“Be careful,” Adams said. “Because you don’t know what you don’t know … you could end up getting someone in a worse situation even if you’re trying to do the right thing.”

And in the meantime, panelists advocated that teachers familiarize themselves with available resources, such as the American Immigration Lawyers Association, Indiana Undocumented Youth Alliance, La Plaza, and the Indiana Latino Institute.

In the classroom, Osborne suggested teachers identify when it might be wise to avoid working in large groups on college-related assignments. At Manual, she said, students have been taken in groups to a computer lab to fill out college financial aid forms. But undocumented students might not feel comfortable in that setting — and some just didn’t show up, she said.

Osborne said her department has also held smaller parent nights for information about immigration, the college application process, and the federal Deferred Action for Childhood Arrivals program, or DACA.

Most of all, Cinthia said, she appreciated that Osborne and other teachers never made her feel like her dream to complete her education and become a nurse was out of reach — even if she faced more challenges along the way.

“Don’t make them feel like they’re not going to finish,” Cinthia said. “Just help them and support them through the whole way.”

Local funding

Aurora board to consider placing school tax hike on November ballot

A kindergarten teacher at Kenton Elementary in Aurora, Colorado helps a student practice saying and writing numbers on a Thursday afternoon in February 2017. (Photo by Yesenia Robles, Chalkbeat)

Seeking to boost student health and safety and raise teacher pay, Aurora school officials will consider asking voters to approve a $35 million tax plan in November.

The school board will hear its staff’s proposal for the proposed ballot measure Tuesday. The board may discuss the merits of the plan but likely would not decide whether to place it on the ballot until at least the following week.

Aurora voters in 2016 approved a bond request which allowed the district to take on $300 million in debt for facilities, including the replacement building for Mrachek Middle School, and building a new campus for a charter school from the DSST network.

But this year’s proposed tax request is for a mill levy override, which is ongoing local money that is collected from property taxes and has less limitations for its use.
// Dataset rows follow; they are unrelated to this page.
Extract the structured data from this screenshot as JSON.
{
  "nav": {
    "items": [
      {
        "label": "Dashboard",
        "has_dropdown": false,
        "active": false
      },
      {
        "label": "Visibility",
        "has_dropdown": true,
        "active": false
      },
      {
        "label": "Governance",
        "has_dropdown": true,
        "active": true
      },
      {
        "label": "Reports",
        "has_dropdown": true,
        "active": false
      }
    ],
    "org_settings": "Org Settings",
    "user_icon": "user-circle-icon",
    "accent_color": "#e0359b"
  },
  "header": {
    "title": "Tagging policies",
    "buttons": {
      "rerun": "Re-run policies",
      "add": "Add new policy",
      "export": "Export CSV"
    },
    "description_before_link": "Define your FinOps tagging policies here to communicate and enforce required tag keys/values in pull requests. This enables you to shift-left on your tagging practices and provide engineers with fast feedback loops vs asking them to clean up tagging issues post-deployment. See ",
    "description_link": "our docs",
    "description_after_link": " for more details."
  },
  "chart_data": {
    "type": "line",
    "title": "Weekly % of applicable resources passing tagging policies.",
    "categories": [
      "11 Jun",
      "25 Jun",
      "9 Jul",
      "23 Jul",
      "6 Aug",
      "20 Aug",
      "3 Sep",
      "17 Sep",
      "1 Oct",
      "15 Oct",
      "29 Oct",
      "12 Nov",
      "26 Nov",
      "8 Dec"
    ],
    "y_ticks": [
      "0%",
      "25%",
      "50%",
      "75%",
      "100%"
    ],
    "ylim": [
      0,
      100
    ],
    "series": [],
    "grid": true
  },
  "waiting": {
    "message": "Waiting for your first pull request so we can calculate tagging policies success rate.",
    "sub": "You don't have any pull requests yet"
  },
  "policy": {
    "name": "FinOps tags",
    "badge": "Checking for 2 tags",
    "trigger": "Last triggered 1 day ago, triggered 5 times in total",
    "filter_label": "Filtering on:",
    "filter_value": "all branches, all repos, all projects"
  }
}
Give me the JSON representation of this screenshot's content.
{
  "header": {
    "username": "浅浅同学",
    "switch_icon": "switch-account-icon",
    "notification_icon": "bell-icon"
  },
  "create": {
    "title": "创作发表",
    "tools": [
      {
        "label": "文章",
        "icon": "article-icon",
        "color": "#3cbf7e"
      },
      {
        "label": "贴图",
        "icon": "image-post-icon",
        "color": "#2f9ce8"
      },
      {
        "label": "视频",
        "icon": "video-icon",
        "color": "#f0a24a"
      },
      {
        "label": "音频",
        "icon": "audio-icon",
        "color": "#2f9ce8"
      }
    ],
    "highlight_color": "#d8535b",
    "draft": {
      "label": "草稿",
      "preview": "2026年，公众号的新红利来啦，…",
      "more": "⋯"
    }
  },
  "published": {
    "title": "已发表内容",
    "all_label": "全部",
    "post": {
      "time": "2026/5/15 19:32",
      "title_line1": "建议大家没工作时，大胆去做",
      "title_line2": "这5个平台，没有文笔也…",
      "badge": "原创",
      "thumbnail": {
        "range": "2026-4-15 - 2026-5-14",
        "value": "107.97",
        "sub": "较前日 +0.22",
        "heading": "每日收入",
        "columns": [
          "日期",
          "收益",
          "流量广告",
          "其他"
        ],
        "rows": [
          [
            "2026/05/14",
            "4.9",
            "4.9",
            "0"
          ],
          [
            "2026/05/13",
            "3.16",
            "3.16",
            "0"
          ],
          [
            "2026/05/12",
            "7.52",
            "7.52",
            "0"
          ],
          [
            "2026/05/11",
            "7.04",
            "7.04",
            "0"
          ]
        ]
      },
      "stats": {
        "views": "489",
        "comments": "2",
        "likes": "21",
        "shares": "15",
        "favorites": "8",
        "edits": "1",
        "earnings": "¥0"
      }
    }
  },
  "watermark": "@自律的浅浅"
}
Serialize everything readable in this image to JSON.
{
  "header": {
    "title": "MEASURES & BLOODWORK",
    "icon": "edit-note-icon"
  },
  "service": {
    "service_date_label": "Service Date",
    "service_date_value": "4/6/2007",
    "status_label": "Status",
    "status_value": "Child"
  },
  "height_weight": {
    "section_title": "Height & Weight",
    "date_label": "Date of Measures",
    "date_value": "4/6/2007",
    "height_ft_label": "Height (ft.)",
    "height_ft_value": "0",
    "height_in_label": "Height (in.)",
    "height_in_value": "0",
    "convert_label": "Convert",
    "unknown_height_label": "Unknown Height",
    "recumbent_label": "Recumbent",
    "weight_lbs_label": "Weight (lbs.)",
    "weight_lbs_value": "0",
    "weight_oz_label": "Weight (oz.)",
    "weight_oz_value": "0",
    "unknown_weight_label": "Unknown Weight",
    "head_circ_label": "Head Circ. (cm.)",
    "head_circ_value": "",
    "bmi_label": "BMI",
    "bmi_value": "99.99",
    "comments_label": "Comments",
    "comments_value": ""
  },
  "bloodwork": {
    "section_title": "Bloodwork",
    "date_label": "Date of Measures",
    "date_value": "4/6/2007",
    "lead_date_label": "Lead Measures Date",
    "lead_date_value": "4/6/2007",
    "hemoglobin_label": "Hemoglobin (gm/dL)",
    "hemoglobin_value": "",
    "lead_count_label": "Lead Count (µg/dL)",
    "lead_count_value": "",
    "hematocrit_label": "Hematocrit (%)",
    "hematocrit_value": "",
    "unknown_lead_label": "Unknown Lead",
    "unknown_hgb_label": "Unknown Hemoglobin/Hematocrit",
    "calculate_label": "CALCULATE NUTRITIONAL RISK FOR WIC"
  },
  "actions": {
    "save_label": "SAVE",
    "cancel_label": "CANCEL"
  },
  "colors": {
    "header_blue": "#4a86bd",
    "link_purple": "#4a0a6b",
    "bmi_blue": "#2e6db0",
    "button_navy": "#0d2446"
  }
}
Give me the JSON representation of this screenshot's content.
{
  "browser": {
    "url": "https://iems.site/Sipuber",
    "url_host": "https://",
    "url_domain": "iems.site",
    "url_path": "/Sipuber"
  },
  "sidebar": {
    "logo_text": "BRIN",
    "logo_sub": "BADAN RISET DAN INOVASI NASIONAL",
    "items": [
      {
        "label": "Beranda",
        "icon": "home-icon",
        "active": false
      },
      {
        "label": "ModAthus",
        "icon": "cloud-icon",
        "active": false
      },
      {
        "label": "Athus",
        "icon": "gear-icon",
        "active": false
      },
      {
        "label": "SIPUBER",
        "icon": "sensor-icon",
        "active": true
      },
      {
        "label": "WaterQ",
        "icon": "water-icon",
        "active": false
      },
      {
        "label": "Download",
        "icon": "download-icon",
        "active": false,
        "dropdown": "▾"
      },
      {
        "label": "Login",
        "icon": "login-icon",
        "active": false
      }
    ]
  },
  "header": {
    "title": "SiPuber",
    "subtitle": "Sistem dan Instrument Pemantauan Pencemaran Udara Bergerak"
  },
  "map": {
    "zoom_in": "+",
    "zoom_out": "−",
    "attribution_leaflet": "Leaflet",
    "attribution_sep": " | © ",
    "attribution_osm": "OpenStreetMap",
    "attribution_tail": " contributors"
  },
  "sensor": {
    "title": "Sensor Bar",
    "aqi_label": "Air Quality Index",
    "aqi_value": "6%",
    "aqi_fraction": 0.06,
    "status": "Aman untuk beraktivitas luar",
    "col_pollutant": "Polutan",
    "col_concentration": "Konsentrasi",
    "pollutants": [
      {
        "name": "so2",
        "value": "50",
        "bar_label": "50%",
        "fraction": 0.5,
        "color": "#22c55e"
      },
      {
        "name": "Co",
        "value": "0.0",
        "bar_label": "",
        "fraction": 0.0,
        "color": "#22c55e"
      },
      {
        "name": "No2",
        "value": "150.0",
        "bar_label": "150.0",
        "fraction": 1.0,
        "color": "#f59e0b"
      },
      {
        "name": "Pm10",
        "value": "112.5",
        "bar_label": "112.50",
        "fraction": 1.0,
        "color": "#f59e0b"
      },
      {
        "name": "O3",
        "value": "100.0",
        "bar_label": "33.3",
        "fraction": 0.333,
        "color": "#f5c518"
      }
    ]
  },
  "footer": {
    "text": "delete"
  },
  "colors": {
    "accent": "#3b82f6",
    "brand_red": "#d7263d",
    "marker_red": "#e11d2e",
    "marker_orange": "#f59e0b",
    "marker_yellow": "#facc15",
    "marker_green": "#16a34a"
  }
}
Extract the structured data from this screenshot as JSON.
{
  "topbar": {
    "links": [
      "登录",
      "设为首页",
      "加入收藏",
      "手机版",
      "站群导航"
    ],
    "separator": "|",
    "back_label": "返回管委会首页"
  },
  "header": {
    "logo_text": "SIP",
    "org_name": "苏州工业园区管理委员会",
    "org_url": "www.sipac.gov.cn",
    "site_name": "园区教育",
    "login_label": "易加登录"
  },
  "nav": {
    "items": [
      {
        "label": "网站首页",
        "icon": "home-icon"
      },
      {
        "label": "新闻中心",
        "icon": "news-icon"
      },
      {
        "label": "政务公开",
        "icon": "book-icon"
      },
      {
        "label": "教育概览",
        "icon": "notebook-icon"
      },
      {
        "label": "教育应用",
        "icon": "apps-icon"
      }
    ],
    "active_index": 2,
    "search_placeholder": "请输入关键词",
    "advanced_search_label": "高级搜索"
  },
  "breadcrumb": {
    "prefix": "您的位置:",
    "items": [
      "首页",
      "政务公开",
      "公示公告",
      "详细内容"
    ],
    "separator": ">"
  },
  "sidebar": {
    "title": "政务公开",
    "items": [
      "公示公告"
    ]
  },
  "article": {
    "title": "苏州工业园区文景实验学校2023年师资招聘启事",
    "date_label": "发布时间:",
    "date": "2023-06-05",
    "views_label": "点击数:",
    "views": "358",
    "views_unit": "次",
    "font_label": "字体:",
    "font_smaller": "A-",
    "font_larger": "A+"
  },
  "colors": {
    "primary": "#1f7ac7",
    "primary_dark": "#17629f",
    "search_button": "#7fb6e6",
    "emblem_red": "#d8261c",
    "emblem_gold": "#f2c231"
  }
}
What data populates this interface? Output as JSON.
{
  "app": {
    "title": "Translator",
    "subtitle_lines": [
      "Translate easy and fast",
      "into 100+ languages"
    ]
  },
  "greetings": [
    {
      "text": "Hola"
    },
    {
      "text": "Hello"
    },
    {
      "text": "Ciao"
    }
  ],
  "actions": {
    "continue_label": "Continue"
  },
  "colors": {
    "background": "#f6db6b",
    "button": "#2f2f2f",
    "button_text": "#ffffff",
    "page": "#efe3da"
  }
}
Aurora officials are proposing to use the money, estimated to be $35 million in 2019, to expand staff and training for students’ mental health services, expanding after-school programs for elementary students, adding seat belts to school buses, and boosting pay “to recruit and retain high quality teachers.”

The estimated cost for homeowners would be $98.64 per year, or $8.22 per month, for each $100,000 of home value.

Based on previous discussions, current board members appear likely to support the recommendation.

During budget talks earlier this year, several board members said they were interested in prioritizing funding for increased mental health services. The district did allocate some money from the 2018-19 budget to expand services, described as the “most urgent,” and mostly for students with special needs, but officials had said that new dollars could be needed to do more.

The teacher pay component was written into the contract approved earlier this year between the district and the teachers union. If Aurora voters approved the tax measure, then the union and school district would reopen negotiations to redesign the way teachers are paid.

In crafting the recommendation, school district staff will explain findings from focus groups and polling. Based on polls conducted of 500 likely voters by Frederick Polls, 61 percent said in July they would favor a school tax hike.

The district’s presentation for the board will also note that outreach and polling indicate community support for teacher pay raises, student services and other items that a tax hike would fund.